YOUR INSTRUCTIONS: Find every line in the records that holds the string "marked". Copy each one.

======== TASK MATERIAL ========

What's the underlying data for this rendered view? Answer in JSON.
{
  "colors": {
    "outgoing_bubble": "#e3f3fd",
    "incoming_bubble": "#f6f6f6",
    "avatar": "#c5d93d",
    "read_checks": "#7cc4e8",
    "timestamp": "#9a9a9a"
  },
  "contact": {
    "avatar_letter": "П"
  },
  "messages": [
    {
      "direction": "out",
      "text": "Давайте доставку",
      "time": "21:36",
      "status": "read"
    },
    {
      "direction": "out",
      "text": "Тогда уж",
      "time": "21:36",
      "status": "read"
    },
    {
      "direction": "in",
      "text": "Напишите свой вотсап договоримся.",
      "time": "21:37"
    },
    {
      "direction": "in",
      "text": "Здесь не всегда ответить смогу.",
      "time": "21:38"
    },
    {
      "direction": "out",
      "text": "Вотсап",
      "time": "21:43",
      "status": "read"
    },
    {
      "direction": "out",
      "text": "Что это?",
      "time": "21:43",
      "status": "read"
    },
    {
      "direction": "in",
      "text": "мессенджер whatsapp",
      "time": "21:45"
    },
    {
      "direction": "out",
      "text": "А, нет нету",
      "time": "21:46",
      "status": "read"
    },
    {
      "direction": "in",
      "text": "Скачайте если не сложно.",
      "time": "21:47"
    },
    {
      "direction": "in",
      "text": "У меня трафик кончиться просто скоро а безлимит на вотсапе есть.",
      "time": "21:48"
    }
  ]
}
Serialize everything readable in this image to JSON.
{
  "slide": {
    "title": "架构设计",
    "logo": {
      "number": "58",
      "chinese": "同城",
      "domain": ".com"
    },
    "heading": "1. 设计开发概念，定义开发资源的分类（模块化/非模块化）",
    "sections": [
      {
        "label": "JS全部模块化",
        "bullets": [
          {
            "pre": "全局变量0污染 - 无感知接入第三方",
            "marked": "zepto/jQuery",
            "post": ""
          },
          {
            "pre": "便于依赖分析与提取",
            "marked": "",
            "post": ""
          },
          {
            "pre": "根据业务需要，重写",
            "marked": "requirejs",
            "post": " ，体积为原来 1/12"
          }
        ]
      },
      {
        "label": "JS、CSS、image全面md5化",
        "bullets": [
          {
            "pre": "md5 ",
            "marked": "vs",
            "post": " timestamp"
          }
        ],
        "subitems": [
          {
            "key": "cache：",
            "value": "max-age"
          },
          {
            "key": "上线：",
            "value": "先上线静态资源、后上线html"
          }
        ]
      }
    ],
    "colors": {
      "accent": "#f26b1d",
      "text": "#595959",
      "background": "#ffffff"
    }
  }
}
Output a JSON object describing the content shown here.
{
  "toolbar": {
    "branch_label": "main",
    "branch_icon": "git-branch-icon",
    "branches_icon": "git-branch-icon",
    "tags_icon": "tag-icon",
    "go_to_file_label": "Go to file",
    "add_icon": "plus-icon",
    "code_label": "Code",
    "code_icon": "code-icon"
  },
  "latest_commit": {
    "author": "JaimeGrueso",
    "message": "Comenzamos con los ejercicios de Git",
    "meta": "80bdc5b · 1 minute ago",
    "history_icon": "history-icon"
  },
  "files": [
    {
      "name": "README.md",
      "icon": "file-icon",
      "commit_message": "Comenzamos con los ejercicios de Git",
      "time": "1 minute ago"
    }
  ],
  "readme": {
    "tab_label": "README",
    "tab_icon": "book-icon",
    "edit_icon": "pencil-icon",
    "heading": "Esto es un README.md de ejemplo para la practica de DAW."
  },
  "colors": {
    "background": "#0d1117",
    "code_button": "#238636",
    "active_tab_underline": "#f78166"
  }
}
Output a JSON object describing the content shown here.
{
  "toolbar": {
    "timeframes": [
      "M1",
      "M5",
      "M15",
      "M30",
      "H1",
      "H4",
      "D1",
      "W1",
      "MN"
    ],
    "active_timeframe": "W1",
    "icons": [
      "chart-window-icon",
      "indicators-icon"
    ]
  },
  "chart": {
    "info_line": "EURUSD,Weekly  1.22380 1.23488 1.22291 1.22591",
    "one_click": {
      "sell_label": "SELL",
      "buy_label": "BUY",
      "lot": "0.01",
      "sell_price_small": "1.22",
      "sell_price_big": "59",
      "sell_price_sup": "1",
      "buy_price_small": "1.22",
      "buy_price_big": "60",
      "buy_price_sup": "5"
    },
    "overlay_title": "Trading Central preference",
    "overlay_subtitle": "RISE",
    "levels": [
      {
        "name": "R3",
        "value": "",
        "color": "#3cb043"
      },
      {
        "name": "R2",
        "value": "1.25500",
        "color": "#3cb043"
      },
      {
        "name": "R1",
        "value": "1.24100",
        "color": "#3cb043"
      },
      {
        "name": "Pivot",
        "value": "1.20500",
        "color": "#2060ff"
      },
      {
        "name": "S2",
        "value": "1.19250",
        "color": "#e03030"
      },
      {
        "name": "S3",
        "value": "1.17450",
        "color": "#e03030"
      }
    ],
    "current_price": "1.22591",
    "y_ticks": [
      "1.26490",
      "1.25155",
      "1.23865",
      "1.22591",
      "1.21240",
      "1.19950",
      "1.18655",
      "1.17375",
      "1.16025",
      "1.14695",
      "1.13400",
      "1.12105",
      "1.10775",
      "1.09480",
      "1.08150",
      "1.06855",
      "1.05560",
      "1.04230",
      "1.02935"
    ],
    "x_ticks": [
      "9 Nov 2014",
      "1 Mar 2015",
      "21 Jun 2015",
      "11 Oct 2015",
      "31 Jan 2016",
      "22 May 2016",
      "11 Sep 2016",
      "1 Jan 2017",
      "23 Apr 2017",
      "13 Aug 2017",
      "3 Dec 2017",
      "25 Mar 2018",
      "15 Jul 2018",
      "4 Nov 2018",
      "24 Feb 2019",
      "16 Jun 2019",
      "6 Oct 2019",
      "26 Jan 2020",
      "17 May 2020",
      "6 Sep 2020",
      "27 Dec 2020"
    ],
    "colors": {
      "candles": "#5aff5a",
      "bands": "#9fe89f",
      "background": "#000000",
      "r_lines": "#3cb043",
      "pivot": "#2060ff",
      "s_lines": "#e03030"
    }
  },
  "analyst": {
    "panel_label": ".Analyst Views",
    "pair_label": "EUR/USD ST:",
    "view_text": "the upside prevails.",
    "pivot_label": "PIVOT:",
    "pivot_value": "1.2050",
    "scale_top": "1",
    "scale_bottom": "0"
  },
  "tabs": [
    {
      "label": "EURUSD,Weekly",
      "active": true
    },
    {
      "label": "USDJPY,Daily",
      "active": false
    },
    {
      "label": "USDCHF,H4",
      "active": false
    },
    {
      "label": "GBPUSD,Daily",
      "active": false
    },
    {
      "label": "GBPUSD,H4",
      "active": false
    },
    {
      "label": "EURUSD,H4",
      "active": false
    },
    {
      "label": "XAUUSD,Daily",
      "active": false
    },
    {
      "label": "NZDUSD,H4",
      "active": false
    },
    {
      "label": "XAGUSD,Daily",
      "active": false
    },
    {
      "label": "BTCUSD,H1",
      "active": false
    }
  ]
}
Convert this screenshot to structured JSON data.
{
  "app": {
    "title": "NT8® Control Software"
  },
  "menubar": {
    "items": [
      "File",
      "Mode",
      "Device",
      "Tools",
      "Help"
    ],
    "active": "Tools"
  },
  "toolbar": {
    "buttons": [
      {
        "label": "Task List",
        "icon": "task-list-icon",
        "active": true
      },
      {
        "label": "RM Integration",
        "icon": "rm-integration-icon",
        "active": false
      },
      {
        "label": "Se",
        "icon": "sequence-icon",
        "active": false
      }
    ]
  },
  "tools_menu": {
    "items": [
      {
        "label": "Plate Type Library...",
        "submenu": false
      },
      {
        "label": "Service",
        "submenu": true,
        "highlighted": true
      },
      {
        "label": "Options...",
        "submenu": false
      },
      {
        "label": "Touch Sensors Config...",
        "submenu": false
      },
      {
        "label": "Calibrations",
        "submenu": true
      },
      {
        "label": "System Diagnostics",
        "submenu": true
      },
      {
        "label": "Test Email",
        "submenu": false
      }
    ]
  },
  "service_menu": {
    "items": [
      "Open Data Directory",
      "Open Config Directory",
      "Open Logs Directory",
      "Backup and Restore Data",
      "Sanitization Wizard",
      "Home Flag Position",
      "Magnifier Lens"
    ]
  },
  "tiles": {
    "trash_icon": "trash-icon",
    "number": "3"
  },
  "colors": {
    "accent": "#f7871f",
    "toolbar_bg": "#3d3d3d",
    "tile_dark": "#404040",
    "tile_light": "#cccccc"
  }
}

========

OUTPUT OF THE TASK:
            "marked": "zepto/jQuery",
            "marked": "",
            "marked": "requirejs",
            "marked": "vs",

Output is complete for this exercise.